October 29, 2015

Canadian Brian Light was an avid volleyball player in the year 2001. He was 48 years old and loved being out on the court hustling and diving around. At that time, he began to have trouble balancing himself out on the court. His legs would feel numb for days after playing as well.

As any patient will tell you, multiple sclerosis can result in a loss of balance and weakness in the legs. These are not things that an avid volleyball player should deal with. Eventually he was diagnosed with late onset, slow progressing Primary Progressive MS (PPMS). Soon it dawned on him that he would not be able to play volleyball anymore the way he had.

After seeing pediatric MS patients get around with the use of walkers, Brain decided to use that concept to get himself back on the court. His full-scale prototype is a contraption that would make MacGyver blush, but it did get the job done for him as you can see in this short demonstration.

Naturally the walker progressed to something much more modern, boasting a harness to be worn around the person’s waist, supported by 6 legs spread out to the floor with a caster wheel. This allows the user to shuffle their feet and build momentum, propelling them across the court. The best part is that the users hands remain unoccupied, letting them serve, catch, shoot or anything else they would like to do.

Brian entered the Sports Walker concept in Real MS: Your Innovation, a global design competition presented by Swiss pharmaceutical company Merck Serono. Over 100 entries were received, all of which detailed innovations for helping those with MS deal with the challenges presented by their condition. After a period of online voting by members of the MS community, he was declared the winner of the contest.

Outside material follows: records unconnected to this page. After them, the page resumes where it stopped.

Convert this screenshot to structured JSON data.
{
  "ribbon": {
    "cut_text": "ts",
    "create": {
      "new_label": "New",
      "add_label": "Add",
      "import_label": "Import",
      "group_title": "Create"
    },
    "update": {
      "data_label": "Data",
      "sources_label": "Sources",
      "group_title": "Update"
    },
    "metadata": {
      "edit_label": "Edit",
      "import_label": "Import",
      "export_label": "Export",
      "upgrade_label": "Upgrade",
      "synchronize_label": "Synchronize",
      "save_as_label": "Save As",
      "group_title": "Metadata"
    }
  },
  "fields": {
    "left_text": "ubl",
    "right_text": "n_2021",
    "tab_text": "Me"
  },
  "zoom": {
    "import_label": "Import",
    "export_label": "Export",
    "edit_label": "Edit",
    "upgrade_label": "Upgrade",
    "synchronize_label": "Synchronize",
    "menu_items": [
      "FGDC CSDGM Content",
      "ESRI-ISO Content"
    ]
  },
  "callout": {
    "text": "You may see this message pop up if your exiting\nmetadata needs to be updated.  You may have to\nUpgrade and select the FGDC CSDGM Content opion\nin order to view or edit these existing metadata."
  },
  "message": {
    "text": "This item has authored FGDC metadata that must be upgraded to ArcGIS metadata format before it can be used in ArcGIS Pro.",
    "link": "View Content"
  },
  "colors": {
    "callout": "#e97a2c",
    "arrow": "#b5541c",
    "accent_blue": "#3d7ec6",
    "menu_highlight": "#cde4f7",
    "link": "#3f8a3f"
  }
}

Unfortunately, Brain s MS has progressed to the point where he has to play using a wheelchair. However the device he created added 4 years to his “upright” volleyball career and countless years to other’s.